(SOURCE RECORDS):
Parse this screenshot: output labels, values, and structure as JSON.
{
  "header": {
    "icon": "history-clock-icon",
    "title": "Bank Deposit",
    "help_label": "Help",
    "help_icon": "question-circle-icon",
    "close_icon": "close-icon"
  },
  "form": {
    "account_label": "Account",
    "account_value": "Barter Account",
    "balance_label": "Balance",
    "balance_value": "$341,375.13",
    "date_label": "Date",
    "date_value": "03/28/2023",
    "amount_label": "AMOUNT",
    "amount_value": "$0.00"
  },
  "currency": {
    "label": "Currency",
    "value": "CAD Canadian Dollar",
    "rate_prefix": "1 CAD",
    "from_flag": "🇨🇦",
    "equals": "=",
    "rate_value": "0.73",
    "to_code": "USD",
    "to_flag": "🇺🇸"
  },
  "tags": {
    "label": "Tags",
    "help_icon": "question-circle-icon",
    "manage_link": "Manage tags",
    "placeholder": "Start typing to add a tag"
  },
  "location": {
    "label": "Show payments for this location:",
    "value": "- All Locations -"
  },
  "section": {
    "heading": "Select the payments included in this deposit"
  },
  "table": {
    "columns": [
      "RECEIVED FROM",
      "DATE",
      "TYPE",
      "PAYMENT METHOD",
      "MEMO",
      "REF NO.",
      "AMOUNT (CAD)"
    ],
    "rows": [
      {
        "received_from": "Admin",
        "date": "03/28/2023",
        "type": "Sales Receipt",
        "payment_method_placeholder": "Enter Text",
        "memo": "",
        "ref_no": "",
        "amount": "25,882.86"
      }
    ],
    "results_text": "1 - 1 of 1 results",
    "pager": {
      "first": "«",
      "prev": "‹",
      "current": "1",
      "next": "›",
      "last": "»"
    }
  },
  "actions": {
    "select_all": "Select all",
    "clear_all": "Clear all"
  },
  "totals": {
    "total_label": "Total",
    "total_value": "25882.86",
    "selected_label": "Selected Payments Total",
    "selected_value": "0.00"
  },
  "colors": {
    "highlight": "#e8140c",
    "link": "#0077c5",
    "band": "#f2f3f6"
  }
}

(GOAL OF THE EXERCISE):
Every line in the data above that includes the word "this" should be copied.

(RESPONSE BOX):
Parse this screenshot: output labels, values, and structure as JSON.
    "label": "Show payments for this location:",
    "heading": "Select the payments included in this deposit"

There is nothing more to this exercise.